Abbott reported that he is modifying his executive orders on social distancing in Texas, in short according to the order, Texans are expected to limit personal interactions that can lead to COVID-19.
Abbott’s order renews and expands the previous directive to minimize social gatherings and minimize contact with people who are not in the same household. It also renews the Governor’s directive to avoid eating or drinking at bars, restaurants, and food courts, and visiting gyms or massage establishments, and it expands the order to include tattoo studios, piercing studios, and cosmetology salons. The order also maintains that schools in Texas will remain closed until Monday May 4, or until otherwise told to reopen.
As of 11:57 p.m. April 11, The Texas Department of Human Health Services has reported 12,561 COVID-19 cases in Texas, 254 fatalities related to the virus and 1,617 patients who are believed to have recovered from the virus.
Hays County Judge Ruben Becerra Sr. reported via his personal Twitter and later a press release from the county that Hays County has reported 82 lab-confirmed positive COVID-19 cases as of April 10, up from 79 reported on April 9.
Hays County Local Health Department reports 82 lab-confirmed positive COVID-19 cases as of April 10, up from 79 on April 9. pic.twitter.com/z7clFd3gWl
— Judge Ruben Becerra (@rubenbecerrasr) April 10, 2020
Abbott is expected to issue an executive order next week regarding businesses in Texas reopening. The Governor stated in a press conference Friday that he wants to reopen businesses to begin economic revitalization across the state.

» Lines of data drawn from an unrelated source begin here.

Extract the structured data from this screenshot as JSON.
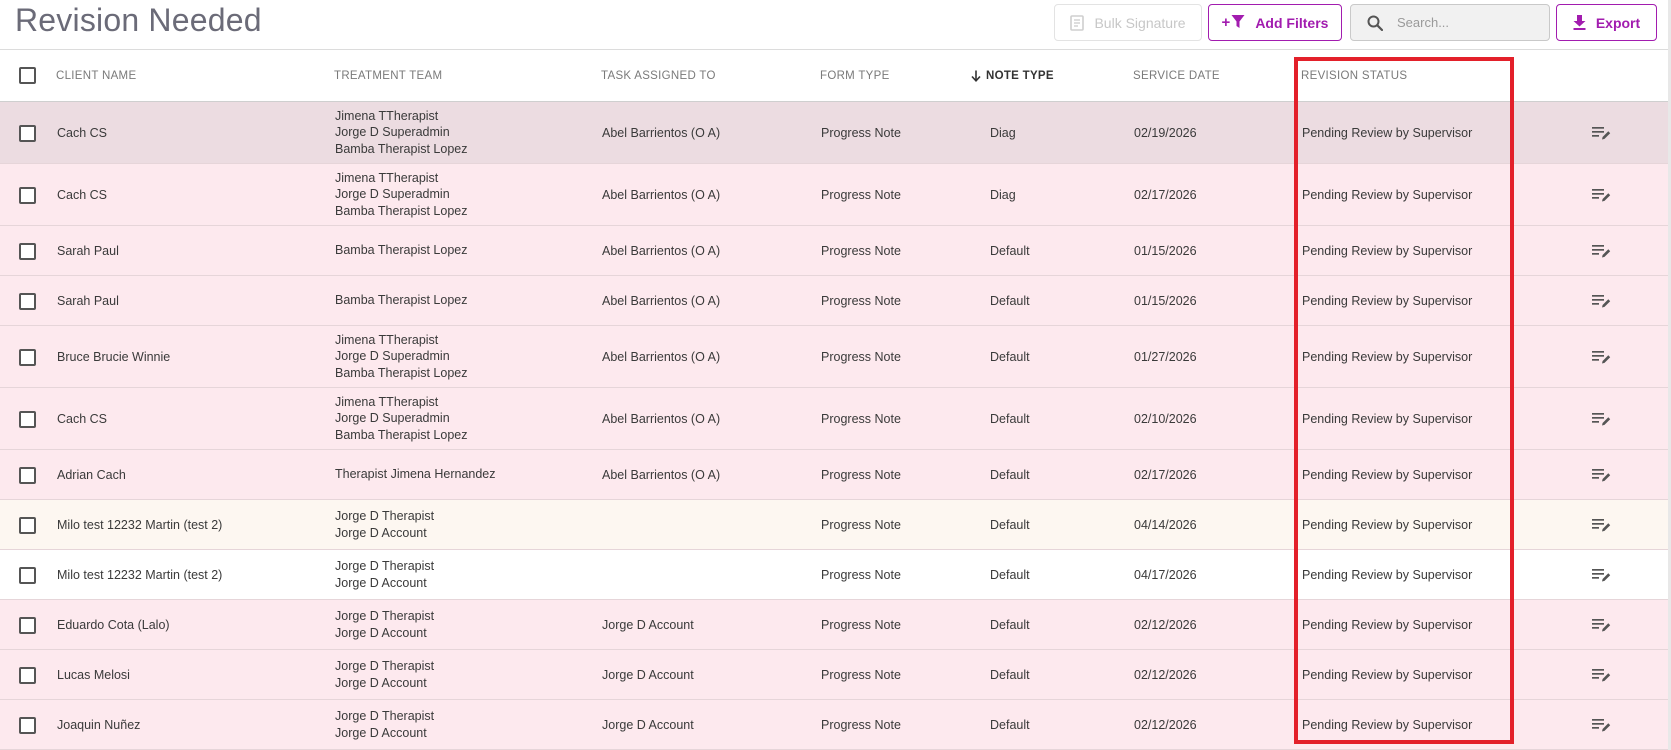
{
  "page": {
    "title": "Revision Needed"
  },
  "toolbar": {
    "bulk_signature_label": "Bulk Signature",
    "add_filters_label": "Add Filters",
    "search_placeholder": "Search...",
    "export_label": "Export",
    "accent_color": "#a21caf"
  },
  "table": {
    "columns": {
      "client_name": "CLIENT NAME",
      "treatment_team": "TREATMENT TEAM",
      "task_assigned_to": "TASK ASSIGNED TO",
      "form_type": "FORM TYPE",
      "note_type": "NOTE TYPE",
      "service_date": "SERVICE DATE",
      "revision_status": "REVISION STATUS"
    },
    "sorted_column": "NOTE TYPE",
    "sort_direction": "descending",
    "rows": [
      {
        "client": "Cach CS",
        "team": [
          "Jimena TTherapist",
          "Jorge D Superadmin",
          "Bamba Therapist Lopez"
        ],
        "assigned": "Abel Barrientos (O A)",
        "form": "Progress Note",
        "note": "Diag",
        "date": "02/19/2026",
        "status": "Pending Review by Supervisor",
        "bg": "#ecdce1"
      },
      {
        "client": "Cach CS",
        "team": [
          "Jimena TTherapist",
          "Jorge D Superadmin",
          "Bamba Therapist Lopez"
        ],
        "assigned": "Abel Barrientos (O A)",
        "form": "Progress Note",
        "note": "Diag",
        "date": "02/17/2026",
        "status": "Pending Review by Supervisor",
        "bg": "#fde9ee"
      },
      {
        "client": "Sarah Paul",
        "team": [
          "Bamba Therapist Lopez"
        ],
        "assigned": "Abel Barrientos (O A)",
        "form": "Progress Note",
        "note": "Default",
        "date": "01/15/2026",
        "status": "Pending Review by Supervisor",
        "bg": "#fde9ee"
      },
      {
        "client": "Sarah Paul",
        "team": [
          "Bamba Therapist Lopez"
        ],
        "assigned": "Abel Barrientos (O A)",
        "form": "Progress Note",
        "note": "Default",
        "date": "01/15/2026",
        "status": "Pending Review by Supervisor",
        "bg": "#fde9ee"
      },
      {
        "client": "Bruce Brucie Winnie",
        "team": [
          "Jimena TTherapist",
          "Jorge D Superadmin",
          "Bamba Therapist Lopez"
        ],
        "assigned": "Abel Barrientos (O A)",
        "form": "Progress Note",
        "note": "Default",
        "date": "01/27/2026",
        "status": "Pending Review by Supervisor",
        "bg": "#fde9ee"
      },
      {
        "client": "Cach CS",
        "team": [
          "Jimena TTherapist",
          "Jorge D Superadmin",
          "Bamba Therapist Lopez"
        ],
        "assigned": "Abel Barrientos (O A)",
        "form": "Progress Note",
        "note": "Default",
        "date": "02/10/2026",
        "status": "Pending Review by Supervisor",
        "bg": "#fde9ee"
      },
      {
        "client": "Adrian Cach",
        "team": [
          "Therapist Jimena Hernandez"
        ],
        "assigned": "Abel Barrientos (O A)",
        "form": "Progress Note",
        "note": "Default",
        "date": "02/17/2026",
        "status": "Pending Review by Supervisor",
        "bg": "#fde9ee"
      },
      {
        "client": "Milo test 12232 Martin (test 2)",
        "team": [
          "Jorge D Therapist",
          "Jorge D Account"
        ],
        "assigned": "",
        "form": "Progress Note",
        "note": "Default",
        "date": "04/14/2026",
        "status": "Pending Review by Supervisor",
        "bg": "#fdf7f1"
      },
      {
        "client": "Milo test 12232 Martin (test 2)",
        "team": [
          "Jorge D Therapist",
          "Jorge D Account"
        ],
        "assigned": "",
        "form": "Progress Note",
        "note": "Default",
        "date": "04/17/2026",
        "status": "Pending Review by Supervisor",
        "bg": "#ffffff"
      },
      {
        "client": "Eduardo Cota (Lalo)",
        "team": [
          "Jorge D Therapist",
          "Jorge D Account"
        ],
        "assigned": "Jorge D Account",
        "form": "Progress Note",
        "note": "Default",
        "date": "02/12/2026",
        "status": "Pending Review by Supervisor",
        "bg": "#fde9ee"
      },
      {
        "client": "Lucas Melosi",
        "team": [
          "Jorge D Therapist",
          "Jorge D Account"
        ],
        "assigned": "Jorge D Account",
        "form": "Progress Note",
        "note": "Default",
        "date": "02/12/2026",
        "status": "Pending Review by Supervisor",
        "bg": "#fde9ee"
      },
      {
        "client": "Joaquin Nuñez",
        "team": [
          "Jorge D Therapist",
          "Jorge D Account"
        ],
        "assigned": "Jorge D Account",
        "form": "Progress Note",
        "note": "Default",
        "date": "02/12/2026",
        "status": "Pending Review by Supervisor",
        "bg": "#fde9ee"
      }
    ]
  },
  "annotation": {
    "highlight_color": "#e3202a"
  }
}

“We will focus on protecting lives while restoring livelihoods; we can and we must do this,” Abbott said.
Below is an interactive timeline of events: